Dene Thá
Alternate forms: Slavey
Language(s): French | Slavey, South
Date: 1930
Contributor: Gouy, Père Edouard
Type:Text
Extent: 192 pages
Description: Part of a collection comprised of religious and linguistic materials in various Native American languages. Many were written by Jesuit missionaries of New France. This particular item is a French-Slavey dictionary attributed to Father Edouard Gouy. This dictionary was mimeographed in 15 copies in 1931. From original in possession of Angus Sherwood, Norman Wells, North West Territories, Canada.
Collection: Selected materials, 1676-1930, on Indian linguistics (Mss.Film.453)

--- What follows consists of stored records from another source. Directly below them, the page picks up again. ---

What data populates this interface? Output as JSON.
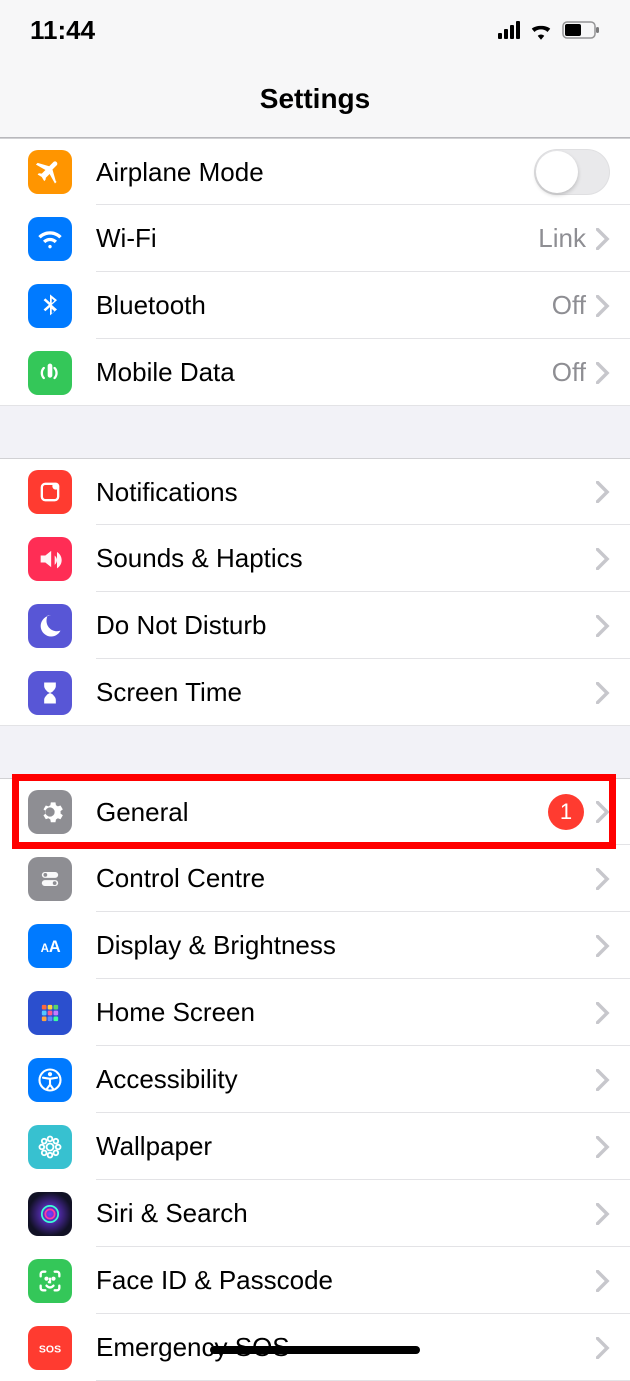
{
  "status": {
    "time": "11:44"
  },
  "header": {
    "title": "Settings"
  },
  "rows": {
    "airplane": {
      "label": "Airplane Mode"
    },
    "wifi": {
      "label": "Wi-Fi",
      "detail": "Link"
    },
    "bluetooth": {
      "label": "Bluetooth",
      "detail": "Off"
    },
    "mobile": {
      "label": "Mobile Data",
      "detail": "Off"
    },
    "notifications": {
      "label": "Notifications"
    },
    "sounds": {
      "label": "Sounds & Haptics"
    },
    "dnd": {
      "label": "Do Not Disturb"
    },
    "screentime": {
      "label": "Screen Time"
    },
    "general": {
      "label": "General",
      "badge": "1"
    },
    "control": {
      "label": "Control Centre"
    },
    "display": {
      "label": "Display & Brightness"
    },
    "homescreen": {
      "label": "Home Screen"
    },
    "accessibility": {
      "label": "Accessibility"
    },
    "wallpaper": {
      "label": "Wallpaper"
    },
    "siri": {
      "label": "Siri & Search"
    },
    "faceid": {
      "label": "Face ID & Passcode"
    },
    "sos": {
      "label": "Emergency SOS"
    }
  },
  "colors": {
    "airplane": "#ff9500",
    "wifi": "#007aff",
    "bluetooth": "#007aff",
    "mobile": "#34c759",
    "notifications": "#ff3b30",
    "sounds": "#ff2d55",
    "dnd": "#5856d6",
    "screentime": "#5856d6",
    "general": "#8e8e93",
    "control": "#8e8e93",
    "display": "#007aff",
    "homescreen": "#2b4fce",
    "accessibility": "#007aff",
    "wallpaper": "#37c1d0",
    "siri": "#111125",
    "faceid": "#34c759",
    "sos": "#ff3b30"
  },
  "highlight": {
    "target": "general"
  }
}
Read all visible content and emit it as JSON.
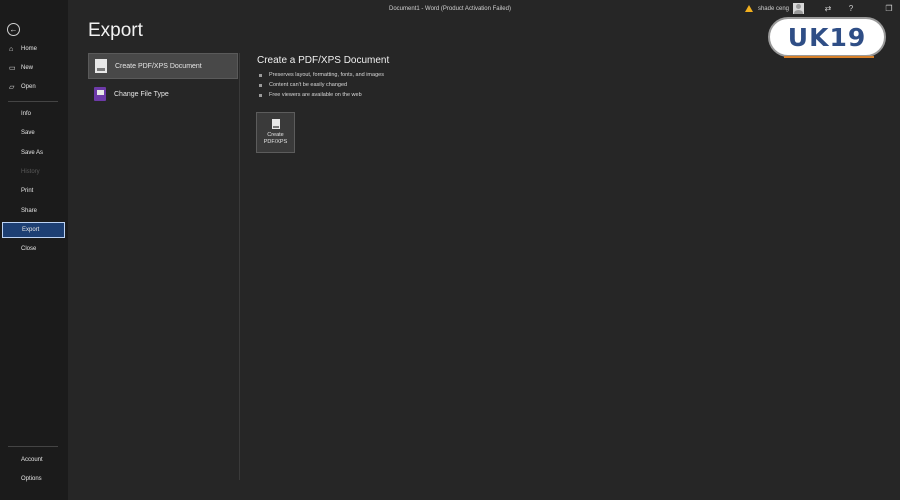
{
  "window": {
    "title": "Document1  -  Word (Product Activation Failed)",
    "user_name": "shade ceng",
    "controls": {
      "coauthor": "⇄",
      "help": "?",
      "restore": "❐"
    }
  },
  "logo": {
    "text": "UK19"
  },
  "sidebar": {
    "back_icon": "←",
    "items": [
      {
        "id": "home",
        "label": "Home",
        "icon": "⌂"
      },
      {
        "id": "new",
        "label": "New",
        "icon": "▭"
      },
      {
        "id": "open",
        "label": "Open",
        "icon": "▱"
      },
      {
        "id": "info",
        "label": "Info"
      },
      {
        "id": "save",
        "label": "Save"
      },
      {
        "id": "save-as",
        "label": "Save As"
      },
      {
        "id": "history",
        "label": "History"
      },
      {
        "id": "print",
        "label": "Print"
      },
      {
        "id": "share",
        "label": "Share"
      },
      {
        "id": "export",
        "label": "Export"
      },
      {
        "id": "close",
        "label": "Close"
      },
      {
        "id": "account",
        "label": "Account"
      },
      {
        "id": "options",
        "label": "Options"
      }
    ]
  },
  "main": {
    "title": "Export",
    "options": [
      {
        "label": "Create PDF/XPS Document",
        "selected": true
      },
      {
        "label": "Change File Type",
        "selected": false
      }
    ],
    "detail": {
      "title": "Create a PDF/XPS Document",
      "bullets": [
        "Preserves layout, formatting, fonts, and images",
        "Content can't be easily changed",
        "Free viewers are available on the web"
      ],
      "create_button": {
        "line1": "Create",
        "line2": "PDF/XPS"
      }
    }
  },
  "colors": {
    "accent": "#1d3f73",
    "background": "#262626",
    "sidebar": "#1b1b1b",
    "warning": "#f2b01e"
  }
}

Haudenosaunee
Alternate forms: Iroquois
Date: 1768-1879 and undated
Type:Text
Extent: 5 items
Description: These manuscripts include dictionaries, grammars, catechisms, prayers, canticles, Bible tales and religious instructions prepared by French Sulpician missionaries in New France in Iroquoian languages, as well as Algonquin and Algonquian languagues. From originals at the Seminaire de Montreal, les Pretres de Saint-Sulpice.

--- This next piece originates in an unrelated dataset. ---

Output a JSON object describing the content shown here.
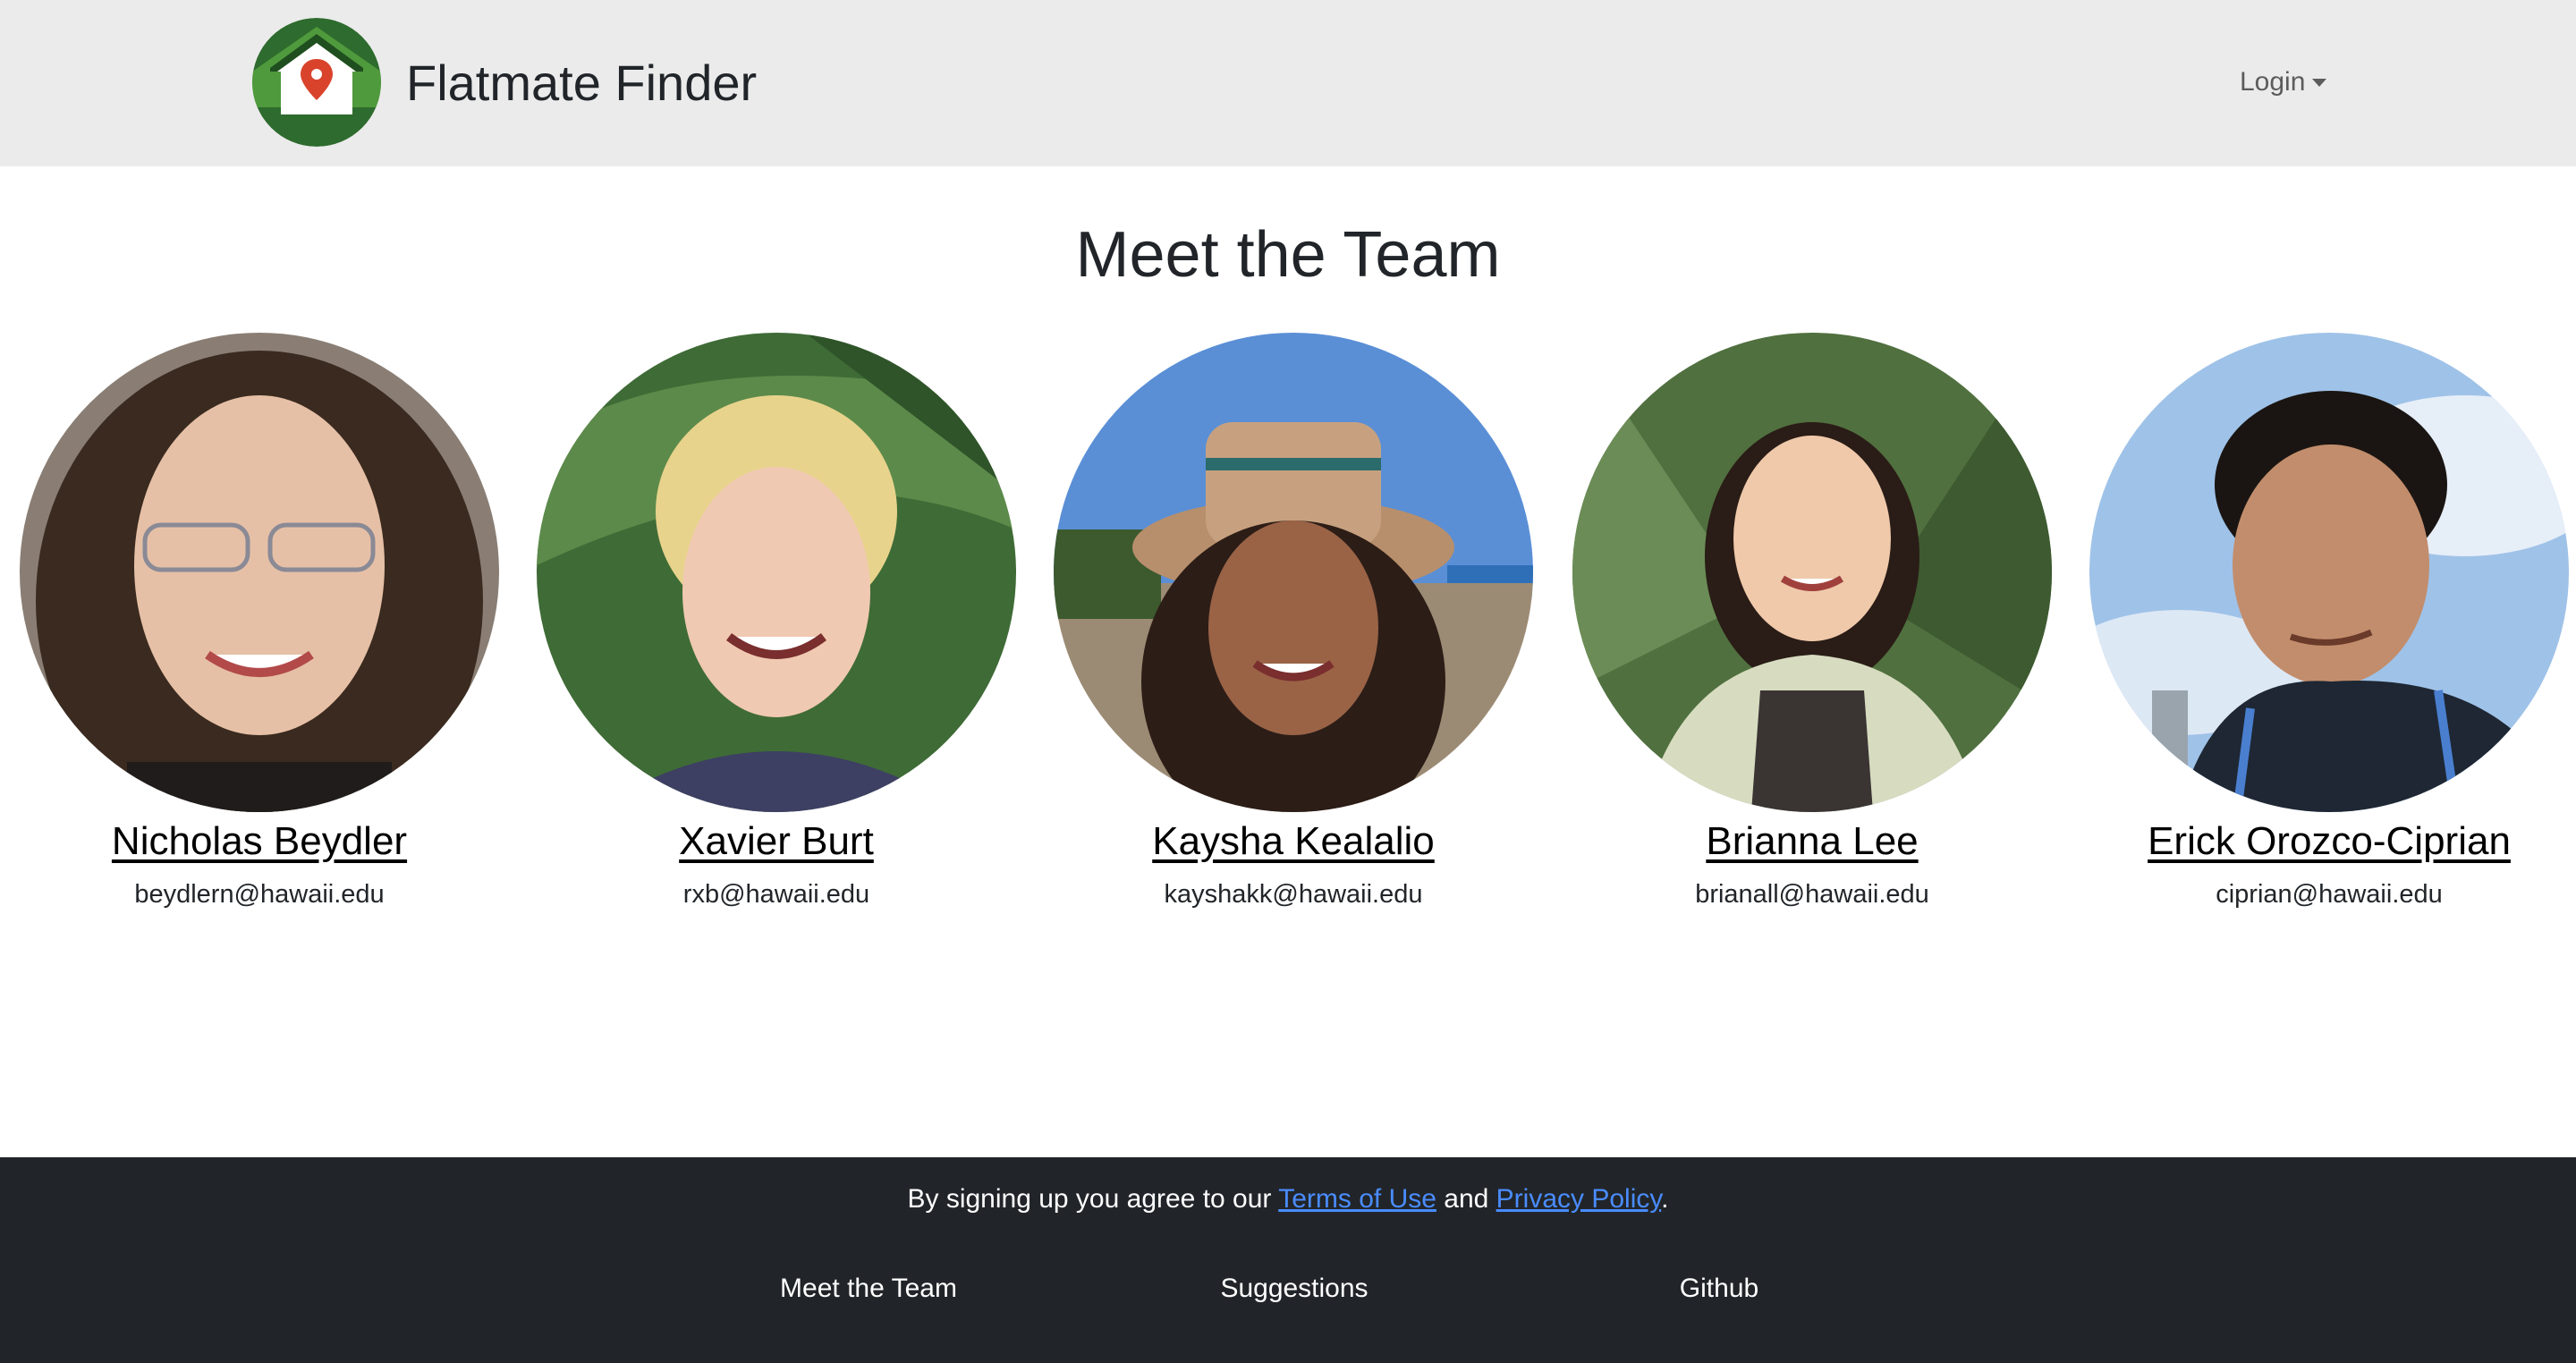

Collection: Indian manuscripts, 1661-1879 (Mss.Film.1109)

Haudenosaunee | Mohawk
Alternate forms: Iroquois
Language(s): French | Mohawk
Date: 1755; 1847
Type:Text
Extent: 3 items
Description: Part of a collection comprised of religious and linguistic materials in various Native American languages. Many were written by Jesuit missionaries of New France. These particular items include an unattributed 1847 letter, in French, on the etymology of some Personal names; a word list obtained at Sault St. Louis, with a note on provenance, attributed to de Lorimier, possibly the French-Haudenosaunee interpreter and agent Jean-Baptiste de Lorimier or one of his relations; and the 1755 "Livre des prieres, cantiques, et himnes en langue hyroquois telles qu'on se sont maintenant a la Mission du Lac des Deux Montagnes," containing various notes added to an original manuscript on plain chant, carols, articles preliminary to the peace of Versailles in 1783, description of a serpent killed at Chateau Ste. Anne, recipes, remedies, etc. Originals in Laval University, Seminaire de Quebec.
Collection: Selected materials, 1676-1930, on Indian linguistics (Mss.Film.453)

Innu | Naskapi
Alternate forms: Montagnais
Language(s): English | French | Naskapi | Innu-aimun
Date: circa 1690-1774
Type:Text
Extent: 3 items
Description: Part of a collection comprised of religious and linguistic materials in various Native American languages. Many were written by Jesuit missionaries of New France. These particular items include a copy of a Montagnais dictionary attributed to Father Bonaventura Faber (or Favre) circa 1690; Montagnais prayers attributed to Father Pierre-Michel (or Petro) Laure, containing also a fragment of a letter dated 1724 noting "this is the third year that I live with the Tad8ssaciens," and denouncing the honesty and truthfulness of the Indians; and a register of baptisms, marriages, and deaths at La Mission du Domain du Roy from 1759 to 1774. Native peoples mentioned in the latter include Chicoutimi, Tadussaks, Mille Vaches, and Montagnais. Originals in the Archives de l'Archiveche de Quebec, Bibliotheque de l'Archeveche de Quebec, and Universite Laval, Seminaire de Quebec.
Collection: Selected materials, 1676-1930, on Indian linguistics (Mss.Film.453)